Beesworks® Beeswax Pellets, Yellow, 1lb-Cosmetic Grade-Triple Filtered Beeswax.
Sunnyside Corporation 87232S Boiled Linseed Oil Quart
Klean-Strip Green QKGT75004 Turpentine, 1-Quart
Coleman Gas Stove | Portable Propane Gas Classic Camp Stove with 2 Burners
Can I use instead of ?
Yes you can, they will work in the same proportions. The reason we prefer , by all means you can use it. is that it is a more natural product and we can source it locally. But if you have
Can you put this in a to make a ?
Because this mixture is quite thick and needs to be applied warm, it is not suitable to use in a . It does work well put in to a small tub and applied with a rag even once cool and hardened. To be able to use it in a you would need to add significantly more or to make it a thinner liquid and then you would need to apply several coats to allow the to build up on the .
How do you store your ?
Once you have your , you will need to store it carefully to ensure it lasts well. Be sure not to put away your damp as it will develop or mold on it. Leave it out of direct sunlight to fully dry before folding and storing them somewhere cool and dry.
Can I use ?
actually has not been boiled, it is treated with hot air and additives so that it dries faster. can be used in this recipe, but it might take a week or more to cure, whereas will cure in about 24 hours.
How do I wash oiled ?
If your oiled or gets dirty, and you decide that you need to clean it, ideally you would do so in cool water without a . If you need to use warm water or detergent, then you will find that it compromises the quality of the and you will need to re-apply the compound once the is totally dry.
How can you waterproof your canvas naturally?
This recipe uses all natural ingredients to waterproof fabric. Beeswax is extracted from hives as a byproduct of harvesting honey, linseed oil is from linseed – flax plants, and turpentine is extracted from pine trees.
How often should you waterproof canvas?
It very much depends what you are using it for and how often you use it. A tent used once a year will probably only need re-coating every 3-5 years or longer. An apron you use daily might need re-coated every 6-12 months.

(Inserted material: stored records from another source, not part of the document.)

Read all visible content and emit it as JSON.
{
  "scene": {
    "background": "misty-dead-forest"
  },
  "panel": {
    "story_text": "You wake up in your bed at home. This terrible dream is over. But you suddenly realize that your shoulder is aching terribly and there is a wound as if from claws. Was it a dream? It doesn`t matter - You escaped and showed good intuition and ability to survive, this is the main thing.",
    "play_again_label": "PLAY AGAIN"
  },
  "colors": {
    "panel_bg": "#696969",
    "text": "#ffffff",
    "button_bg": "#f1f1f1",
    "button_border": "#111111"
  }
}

When the waterproofing is no longer effective, that is when you can add more to the fabric. Keep a small tub of the waterproofing mixture and a rag in with the tenting gear so you always have some on hand just in case.